A row broke out today after Conservative Party co-chairwoman Baroness Sayeeda Warsi linked the rise of the UK Independence Party (Ukip) with the decline of the far-right British National Party.
Ukip are tipped to do well as the results pour in this morning, with the BNP falling further behind.
But Lady Warsi appeared to suggest the number of candidates fielded by the eurosceptics had risen in line with a fall in the number standing for the BNP - a link with provoked Ukip's spokesman to brand her "a bitch".
Speaking on the BBC's election night coverage, Lady Warsi said: "Where Ukip is fielding candidates this time that the BNP did last time but they're not this time, I think that will have an impact."
She added: "There are members of Ukip who are from all sorts of political parties, but it is an interesting mix there in terms of the number of candidates."
Ukip spokesman Gawain Towler vented his anger at Lady Warsi's comments on Twitter, calling her a "bitch" to his 1,700 followers, some of whom criticised his "unparliamentary language".
The spokesman quickly deleted the post and and apologised, tweeting: "Deleted, out of order on my part".
He later added: "Shouln't (sic) have said that, apologise."
Mr Towler later accused Lady Warsi of making "completely pre-scripted" remarks as part of a "planned insult", adding: "Obviously they see us as a threat."
But he told the Press Association: "While her comments were contemptible, mine were out of order and I apologise fulsomely."

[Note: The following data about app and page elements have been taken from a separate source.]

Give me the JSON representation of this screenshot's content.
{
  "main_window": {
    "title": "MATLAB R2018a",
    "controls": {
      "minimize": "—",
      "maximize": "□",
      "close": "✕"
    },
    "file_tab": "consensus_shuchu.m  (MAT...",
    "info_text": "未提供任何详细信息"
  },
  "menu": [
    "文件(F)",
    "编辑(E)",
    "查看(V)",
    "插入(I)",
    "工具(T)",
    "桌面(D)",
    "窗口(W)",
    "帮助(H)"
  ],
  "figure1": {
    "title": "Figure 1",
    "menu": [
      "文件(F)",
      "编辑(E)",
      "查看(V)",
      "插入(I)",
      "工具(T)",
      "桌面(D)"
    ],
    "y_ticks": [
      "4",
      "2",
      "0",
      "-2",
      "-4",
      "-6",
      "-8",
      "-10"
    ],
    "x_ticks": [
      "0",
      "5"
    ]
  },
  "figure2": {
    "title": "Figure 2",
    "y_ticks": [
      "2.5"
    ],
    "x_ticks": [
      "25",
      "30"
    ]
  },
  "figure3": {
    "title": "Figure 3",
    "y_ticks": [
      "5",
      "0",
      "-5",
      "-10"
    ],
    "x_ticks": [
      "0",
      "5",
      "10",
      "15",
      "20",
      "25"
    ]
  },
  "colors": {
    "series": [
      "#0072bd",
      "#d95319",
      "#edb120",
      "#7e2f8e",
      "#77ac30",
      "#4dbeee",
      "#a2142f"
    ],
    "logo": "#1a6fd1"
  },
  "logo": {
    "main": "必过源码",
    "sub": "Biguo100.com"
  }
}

Baroness Warsi has come under fire from fellow Conservatives. Raheem Kassam, from the Bow Group, said her remarks were "irresponsible but sadly, entirely predictable".
He added: "It is high time the Conservative Party started tending to its grassroots, rather than demonising other right-wing parties and comparing them to Nick Griffin. Then and only then will the Tories secure the grassroots support they need to deliver conservative policies across the country with an effective and representative mandate. If the party wishes to become more electable, it must move voters to the centre-right, rather than seek to move further left itself."